Medical device companies that develop an FDA-approved product under the 510(k) pathway should not have to worry that the agency will simply rescind their decision without any process. The court in this case recognized that granting FDA what it desired--inherent reconsideration authority--would ignore explicit statutory procedures to ensure companies receive "fair treatment," what the court deems a "value basic to American administrative law." There is a process in place for FDA to change a device's classification, and FDA must follow that process.
The Ivy Court's decision should alleviate some concerns over FDA's ever increasing authority. The court understood that granting FDA the unfettered right to rescind a "substantial equivalency" determination would essentially allow FDA to reconsider any number of 510(k) devices currently on the market. This would be detrimental not only to countless companies--after all, FDA's reclassification single-handedly bankrupt ReGen--but also to patients in need of new, innovative devices.
Notably, FDA never rescinds cases absent a finding of fraud in the clearance process, which is what made their reclassification of Callogen Scaffold surprising. Here, the court hinted at the possibility that were serious misconduct involved--and punished accordingly--FDA indeed could have exercised inherent authority. It will be interesting to see whether the FDA, in the future, takes swift action in punishing what they deem to be wrongful actions in order to show "misconduct sufficient [to warrant] FDA's 'inherent reclassification power.'"

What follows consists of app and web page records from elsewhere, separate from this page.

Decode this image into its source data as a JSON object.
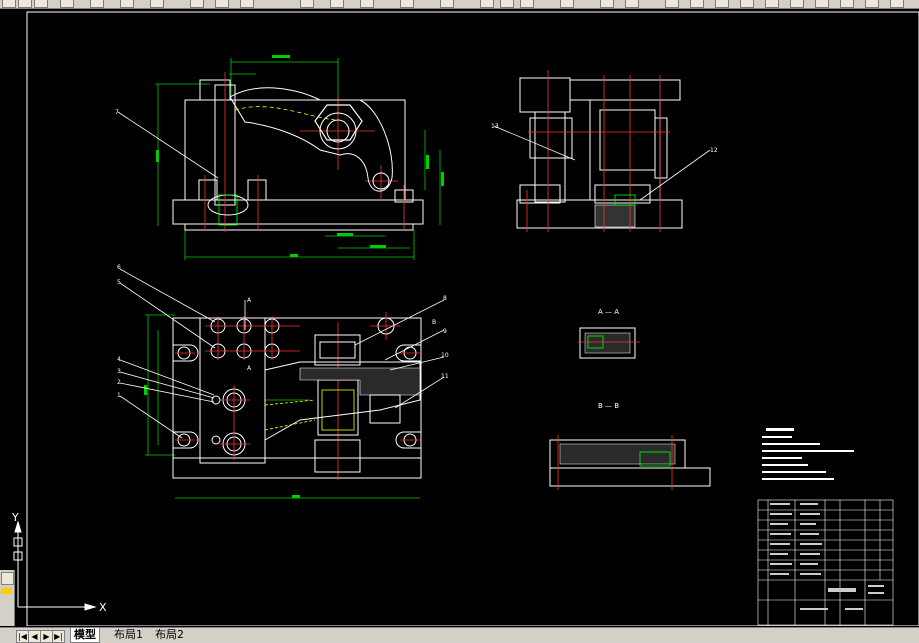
{
  "ucs": {
    "x_label": "X",
    "y_label": "Y"
  },
  "tabs": [
    {
      "label": "模型",
      "active": true
    },
    {
      "label": "布局1",
      "active": false
    },
    {
      "label": "布局2",
      "active": false
    }
  ],
  "nav_buttons": [
    "◀",
    "▶",
    "▶|"
  ],
  "section_labels": {
    "section_a": "A — A",
    "section_b": "B — B"
  },
  "part_numbers": [
    "1",
    "2",
    "3",
    "4",
    "5",
    "6",
    "7",
    "8",
    "9",
    "10",
    "11",
    "12",
    "13"
  ],
  "colors": {
    "background": "#000000",
    "frame": "#ffffff",
    "dimension": "#00ff00",
    "center_line": "#ff0000",
    "hidden": "#ffff00"
  }
}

"The impact of this case cannot be underestimated," states Mark Duvall. "FDA not infrequently exceeds its statutory and regulatory authority often granting to itself powers and interpretations of law and regulations well outside the scope of that actually given to them." He notes that this is not the first time that FDA has "had its interpretations of law and regulations checked." He mentions the Washington Legal Foundation case, the IMS Health case, and the Caronia case, all focusing on 1st Amendment issues. "These cases all stand for the proposition that FDA is not always right in its interpretations," he notes, "which can often be self-serving and extend authority to areas and plateaus not granted to them by Congress."

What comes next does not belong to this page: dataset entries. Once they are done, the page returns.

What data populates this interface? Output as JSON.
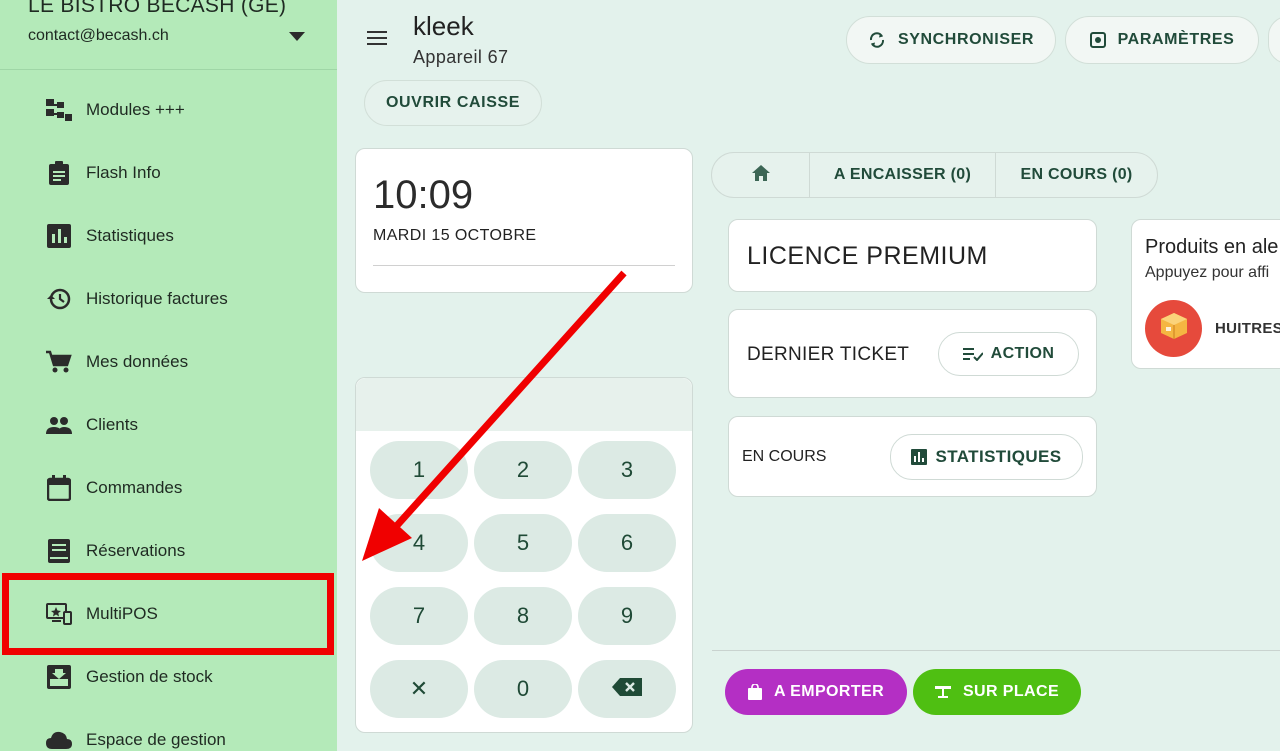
{
  "sidebar": {
    "account_name": "LE BISTRO BECASH (GE)",
    "email": "contact@becash.ch",
    "items": [
      {
        "label": "Modules +++",
        "icon": "modules-icon"
      },
      {
        "label": "Flash Info",
        "icon": "clipboard-icon"
      },
      {
        "label": "Statistiques",
        "icon": "bar-chart-icon"
      },
      {
        "label": "Historique factures",
        "icon": "history-icon"
      },
      {
        "label": "Mes données",
        "icon": "cart-icon"
      },
      {
        "label": "Clients",
        "icon": "people-icon"
      },
      {
        "label": "Commandes",
        "icon": "calendar-icon"
      },
      {
        "label": "Réservations",
        "icon": "book-icon"
      },
      {
        "label": "MultiPOS",
        "icon": "multipos-icon"
      },
      {
        "label": "Gestion de stock",
        "icon": "download-box-icon"
      },
      {
        "label": "Espace de gestion",
        "icon": "cloud-icon"
      }
    ]
  },
  "header": {
    "app_name": "kleek",
    "device": "Appareil 67",
    "sync_label": "SYNCHRONISER",
    "settings_label": "PARAMÈTRES",
    "open_register_label": "OUVRIR CAISSE"
  },
  "clock": {
    "time": "10:09",
    "date": "MARDI 15 OCTOBRE"
  },
  "keypad": {
    "keys": [
      "1",
      "2",
      "3",
      "4",
      "5",
      "6",
      "7",
      "8",
      "9",
      "✕",
      "0",
      "⌫"
    ]
  },
  "tabs": [
    {
      "label": "",
      "icon": "home-icon"
    },
    {
      "label": "A ENCAISSER (0)"
    },
    {
      "label": "EN COURS (0)"
    }
  ],
  "cards": {
    "license": "LICENCE PREMIUM",
    "last_ticket": "DERNIER TICKET",
    "action_label": "ACTION",
    "in_progress": "EN COURS",
    "stats_label": "STATISTIQUES"
  },
  "alert_panel": {
    "title": "Produits en ale",
    "subtitle": "Appuyez pour affi",
    "product": "HUITRES"
  },
  "actions": {
    "takeaway_label": "A EMPORTER",
    "dine_in_label": "SUR PLACE"
  },
  "colors": {
    "sidebar_bg": "#b4eab9",
    "highlight": "#f00000",
    "takeaway": "#b42fc4",
    "dine_in": "#4fbf12"
  }
}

We will continue to follow commentary around Ivy, and will be interested to see the effect of the case on the medical device industry.